    Tuesday, April 14th, 2015
    That first except got my attention. Sounds amazing, adding the book to my wishlist.
  2. Bob McKeand
    Thursday, April 16th, 2015
    You did it! We exchanged emails back when, and
    I was following your blog. WOW.
    I will be watching this for sure.
    Good job. Thank you.

    Peace,Bob
  3. Yas
    Saturday, April 18th, 2015
    This is all nice and everything but big mistake calling "Latino" farmers Latino. Most of them are indigenous people who have been given the false label in order to separate their identity and true connection to this land. Just do your research, it shouldn't be too hard. Research the food indigenous to this land. Stop the ignorance!
  4. Monday, April 20th, 2015
    Hi, I'm an Urban Farmer located in Sacramento Ca. and recently started by new Social Enterprise Urban Farm known as Con10u2farmL3C! I would agree the color of our food is quite pale given the age of growers across the nation and the absence of Black and Latino farmers. Minorities now have the opportunity to become major growers in Urban communities across America for profit. I'm recruiting more Vegelante to change not only the way we grow organic food but who grows it as well. Thanks for your beautiful insights about the color of our food!
  5. Karen
    Monday, April 20th, 2015
    Bravo! We need more stories like this to enlighten others in how we as black folks do provide a valuable asset to the fiber of America.

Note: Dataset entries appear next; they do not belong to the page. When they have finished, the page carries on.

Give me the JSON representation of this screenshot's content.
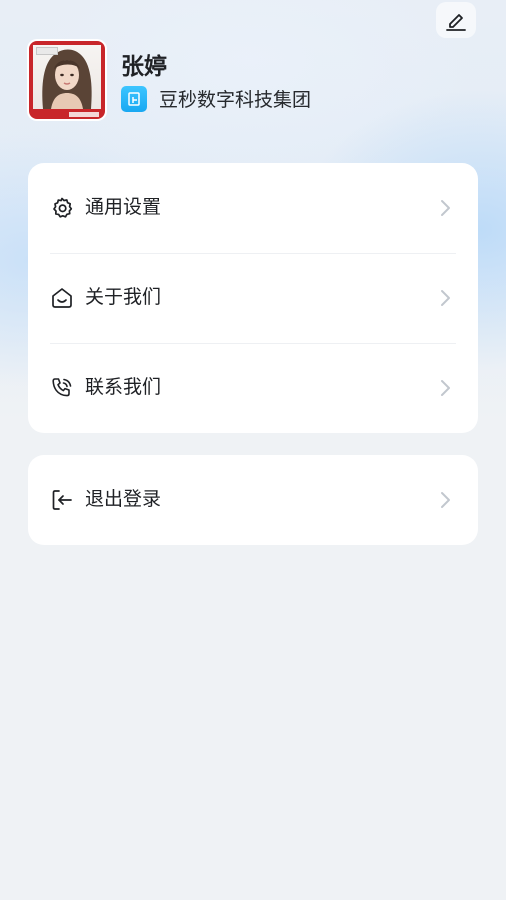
{
  "user": {
    "name": "张婷",
    "company": "豆秒数字科技集团"
  },
  "menu_main": [
    {
      "label": "通用设置",
      "icon": "gear-icon"
    },
    {
      "label": "关于我们",
      "icon": "home-smile-icon"
    },
    {
      "label": "联系我们",
      "icon": "phone-call-icon"
    }
  ],
  "menu_logout": {
    "label": "退出登录",
    "icon": "logout-icon"
  },
  "colors": {
    "accent_blue": "#19a8f2",
    "text_primary": "#1f2125",
    "chevron": "#c2c7ce",
    "avatar_frame": "#c8262a",
    "page_bg": "#eff2f5"
  }
}
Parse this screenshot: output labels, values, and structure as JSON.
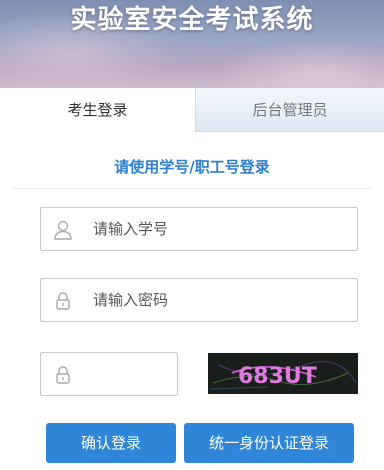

I am proud to call myself an urban farmer, and hope that others will begin to do the same.